Lit For Life 2017, The Hindu’s Literature Fest, brings in many voices and artists
Dalia N., III Year B. A. English
The Hindu Literature festival “Lit for Life” is a forum that shares ideas reinforced by facts and evidence. The Lit for Life 2017, held at the Lady Andal Premises from the 14th to 17th of January, was an eclectic experience involving discussions dealing with a wide range of subjects that ranged from colonial India to the India which is grappling with democracy. It welcomed the author Perumal Murugan back from the dead and introduced the city to Markus Zusak who stole hearts with his novel, “The Book Thief.” The festival involved a session for children that made it a one-of-a-kind literature festival in the country. The Hindu Prize was awarded to Kiran Doshi for his novel, “Jinnah Often Came to Our House.”
In a country where “freedom of expression” wades in murky waters, Lit for Life 2017 was a surrealistic experience. Words were exchanged liberally and consciously, words that could have been labelled seditious and words that opened new vistas to the mind.
Parallels were drawn from across the world to understand and interpret the human condition in general and to analyse the plight of an Indian. Understanding Gandhi as an idea that percolated through several generations, tackling the realisation that corruption was endemic to the Indian system, confronting the silence that soundproofed the mind clamorous with dissent, and was the chief highlight of the festival.
With India in focus, global paradigm shifts and national issues were openly discussed. Though it was an arena meant for discussion it seemed like an armoury which corroborated ideas.
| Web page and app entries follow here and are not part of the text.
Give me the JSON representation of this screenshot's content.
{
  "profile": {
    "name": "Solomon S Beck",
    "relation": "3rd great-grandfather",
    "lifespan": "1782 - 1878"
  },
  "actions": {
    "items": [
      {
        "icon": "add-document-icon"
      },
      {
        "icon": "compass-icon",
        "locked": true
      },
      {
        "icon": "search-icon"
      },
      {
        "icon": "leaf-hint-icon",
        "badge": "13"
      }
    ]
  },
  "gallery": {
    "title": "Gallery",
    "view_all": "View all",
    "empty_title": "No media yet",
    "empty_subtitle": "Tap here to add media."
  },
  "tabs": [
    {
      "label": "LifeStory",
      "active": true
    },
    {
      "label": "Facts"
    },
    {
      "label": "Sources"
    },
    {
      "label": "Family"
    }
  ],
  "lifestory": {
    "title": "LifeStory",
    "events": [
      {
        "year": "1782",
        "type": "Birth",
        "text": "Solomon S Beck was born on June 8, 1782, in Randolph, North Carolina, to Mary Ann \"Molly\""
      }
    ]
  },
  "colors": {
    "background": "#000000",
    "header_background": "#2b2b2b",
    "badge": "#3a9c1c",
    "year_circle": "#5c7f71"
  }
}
The plight of democracy being reduced to a textbook concept, the furore created over implications in a country where the right to express oneself is a fundamental right, the dovetailing economy and the placidity of the successors of a generation that challenged the British Empire were questioned.
For Perumal Murugan, words were a curse and a boon. Most of the scholars who were a part of the festival reflected over the deafening silence of the Indian community at a time when dissent is the only way to change.
A few days after the Lit Fest, the Youth in Tamil Nadu gathered in vast numbers in favour of Jallikattu. There outcry did not go unanswered. Such was the power of expression. Kanhaiya Kumar said that he did not mind being called a revolutionary if fighting for rights in a democracy is considered to be radical.
Words are funny things, they can be wretched too. They are remarkable beings that find their way on to the stage, the canvas, the streets. They are found everywhere and can be felt anywhere. But they are like the elusive will-o-wisps, they can bring peace, they invite wars, they tear communities apart and they can placate wounded hearts. Forums like the Lit Fest, plant such words in the hope of seeing them sprout when the time is right. But one should never forget Dahl’s warning, “Don’t gobblefunk around with words.”
[Photo Source: The Hindu]